The “current group” you referred to is an 11 piece dance band, Spirit of Soul (SOS) that’s been playing together for the last 8 or 9 years. Having a 3 piece horn section makes the group a little unique in this age of synthesized horns. We’ve played The Greenbrier; Virginia Tech; most of the Knoxville Country Clubs; a lot of weddings and galas in the Tri-Cities and for some reason seem to be particularly popular in the NC High Country. We’re a dance band, so that plays a big part in deciding what new tune will make the cut. Our leanings are towards Motown; Earth, Wind & Fire……….a lot of 60’s and 70’s stuff, but we’ll throw in some Bruno Mars, Justin Timberlake, Michael Buble and Meghan Trainor. I love seeing how many millennials sing along with the old tunes we play. Some of this stuff is timeless. Fred Goodwin (keyboards) and Melanie Aldridge (trumpet/vocals) do most of our arrangements and I have to say never simplify it. This band prides themselves on playing some tough pieces and not taking the easy way out. It’s more work, but a better sounding end result. Last month we were fortunate to have John Gardner join us on drums. John’s been a session drummer and Grand Ol Opry house drummer forever and has played with everybody in Nashville.
As the least talented in the group, I handle the bulk of lead vocals. I tell the band all the time, anyone can sound good with that kind of talent behind them. You know, it’s therapeutic. It may have been a hectic week. Life may be a little tough. Then you get on stage and your alter ego has this incredible opportunity to just sing and hopefully allow the audience that same chance to escape for a few hours. It’s a hobby for us, but definitely hard work. In a typical gig we’ll play 40-45 songs. Wouldn’t trade it for anything! You never know when the ride will end, but I hope it’s no time soon.
BRIAN: And, you and I met through our work and quickly realized we make great friends because we share a lot in common and know a lot of the same folks. Tell people what you do and how they can find out more about your work so they can get involved!

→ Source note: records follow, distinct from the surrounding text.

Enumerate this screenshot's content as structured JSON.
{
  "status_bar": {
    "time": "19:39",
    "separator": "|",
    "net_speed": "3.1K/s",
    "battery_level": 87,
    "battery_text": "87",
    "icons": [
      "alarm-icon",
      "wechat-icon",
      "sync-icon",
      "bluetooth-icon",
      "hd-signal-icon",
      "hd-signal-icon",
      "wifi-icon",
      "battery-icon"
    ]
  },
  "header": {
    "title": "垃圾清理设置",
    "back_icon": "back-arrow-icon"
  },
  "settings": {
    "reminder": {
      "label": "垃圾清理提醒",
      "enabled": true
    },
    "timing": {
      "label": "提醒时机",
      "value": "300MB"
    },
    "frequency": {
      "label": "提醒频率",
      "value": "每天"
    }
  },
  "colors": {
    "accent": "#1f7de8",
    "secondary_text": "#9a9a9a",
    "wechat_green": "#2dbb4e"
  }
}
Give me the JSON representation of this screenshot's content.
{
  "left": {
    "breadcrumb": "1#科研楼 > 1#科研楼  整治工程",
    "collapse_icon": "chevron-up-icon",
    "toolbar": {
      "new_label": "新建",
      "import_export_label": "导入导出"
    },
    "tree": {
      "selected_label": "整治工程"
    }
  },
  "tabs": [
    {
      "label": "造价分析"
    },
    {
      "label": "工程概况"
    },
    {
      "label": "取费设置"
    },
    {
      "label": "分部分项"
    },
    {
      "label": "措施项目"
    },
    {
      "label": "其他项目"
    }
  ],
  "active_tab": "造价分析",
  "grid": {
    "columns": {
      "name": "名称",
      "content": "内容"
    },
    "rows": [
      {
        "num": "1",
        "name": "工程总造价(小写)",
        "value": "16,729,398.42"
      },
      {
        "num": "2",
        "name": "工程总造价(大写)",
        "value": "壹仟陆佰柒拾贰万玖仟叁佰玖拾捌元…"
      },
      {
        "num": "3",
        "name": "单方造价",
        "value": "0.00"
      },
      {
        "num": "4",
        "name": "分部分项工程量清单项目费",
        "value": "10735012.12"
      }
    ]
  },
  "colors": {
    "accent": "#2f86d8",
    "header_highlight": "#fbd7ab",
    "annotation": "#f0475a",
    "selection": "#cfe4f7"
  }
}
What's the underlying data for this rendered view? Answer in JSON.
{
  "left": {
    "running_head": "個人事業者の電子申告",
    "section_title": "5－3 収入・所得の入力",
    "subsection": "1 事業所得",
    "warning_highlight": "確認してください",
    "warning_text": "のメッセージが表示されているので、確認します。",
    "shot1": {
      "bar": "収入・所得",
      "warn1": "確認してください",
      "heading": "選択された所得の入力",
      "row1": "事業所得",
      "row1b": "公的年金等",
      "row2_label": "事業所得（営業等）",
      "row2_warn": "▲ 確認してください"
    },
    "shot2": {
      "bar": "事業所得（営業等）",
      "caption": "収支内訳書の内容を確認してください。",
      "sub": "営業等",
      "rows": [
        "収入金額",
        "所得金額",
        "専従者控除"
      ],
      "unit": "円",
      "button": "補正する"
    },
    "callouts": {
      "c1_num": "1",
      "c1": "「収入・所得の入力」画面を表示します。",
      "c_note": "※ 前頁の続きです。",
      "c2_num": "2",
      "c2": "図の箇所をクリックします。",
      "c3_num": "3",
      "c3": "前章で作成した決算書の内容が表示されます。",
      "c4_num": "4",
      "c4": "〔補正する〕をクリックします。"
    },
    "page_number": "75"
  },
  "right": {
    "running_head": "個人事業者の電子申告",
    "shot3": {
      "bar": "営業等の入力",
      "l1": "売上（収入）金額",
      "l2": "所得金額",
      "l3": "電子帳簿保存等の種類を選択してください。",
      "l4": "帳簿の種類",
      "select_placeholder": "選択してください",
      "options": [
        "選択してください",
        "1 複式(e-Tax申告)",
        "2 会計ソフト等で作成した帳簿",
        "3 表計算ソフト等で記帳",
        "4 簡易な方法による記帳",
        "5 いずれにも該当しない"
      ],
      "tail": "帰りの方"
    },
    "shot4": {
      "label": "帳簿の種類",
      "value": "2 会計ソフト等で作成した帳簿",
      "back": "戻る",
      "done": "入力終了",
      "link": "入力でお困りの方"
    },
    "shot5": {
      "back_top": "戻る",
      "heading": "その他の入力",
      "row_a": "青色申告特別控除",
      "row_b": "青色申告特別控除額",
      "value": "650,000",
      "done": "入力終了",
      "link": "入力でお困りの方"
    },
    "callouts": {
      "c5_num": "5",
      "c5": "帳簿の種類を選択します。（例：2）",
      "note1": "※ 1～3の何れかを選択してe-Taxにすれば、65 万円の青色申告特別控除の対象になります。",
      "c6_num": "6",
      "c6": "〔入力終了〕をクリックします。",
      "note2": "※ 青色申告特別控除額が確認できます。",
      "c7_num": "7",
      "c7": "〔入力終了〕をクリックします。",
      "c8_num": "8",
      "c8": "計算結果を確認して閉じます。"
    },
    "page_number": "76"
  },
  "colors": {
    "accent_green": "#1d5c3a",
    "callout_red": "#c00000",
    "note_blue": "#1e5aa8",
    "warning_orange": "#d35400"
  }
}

JEFF: I love getting to know people and learning their story. Where have you been? Where are you today? Where do you want to go? The business world in 2017 is often a reflection of our instant gratification society in that we don’t take the time to get to know one another. Building and developing those relationships is the most rewarding thing I do professionally.
We have a couple of great publications that I’m proud to represent. The Business Journal of Tri-Cities Tennessee/Virginia is a publication that, since 1988, seeks to deliver information to help businesses, whether a one-woman startup or an international giant, grow and prosper locally or globally. We just had the opportunity to publish a centennial magazine for the City of Kingsport’s 100th anniversary. It was an honor to have had the invitation from Kingsport to do it. This year will mark the 25th anniversary of a couple of events The Business Journal hosts. “Healthcare Heroes” is a celebration of the folks who by going above and beyond the call of duty every day, help to make our region a healthier and better place to live. Nominations are currently open for this year’s event. The other event, “40 Under Forty”, recognizes young businesspersons who excel both professionally and in service to his or her community. I encourage your readers to consider nominating someone they know and admire for either of these honors. They can go to bjournal.com and follow the link for either event.
The other print product, The Johnson City News & Neighbor, is a weekly community newspaper that is carrier-delivered every Wednesday to 31,000 homes in the Johnson City, Jonesborough, Washington County market. We publish the good news of the community including a lot of middle school, high school and local college sports. It’s the biggest home delivery of any newspaper from Knoxville to Roanoke.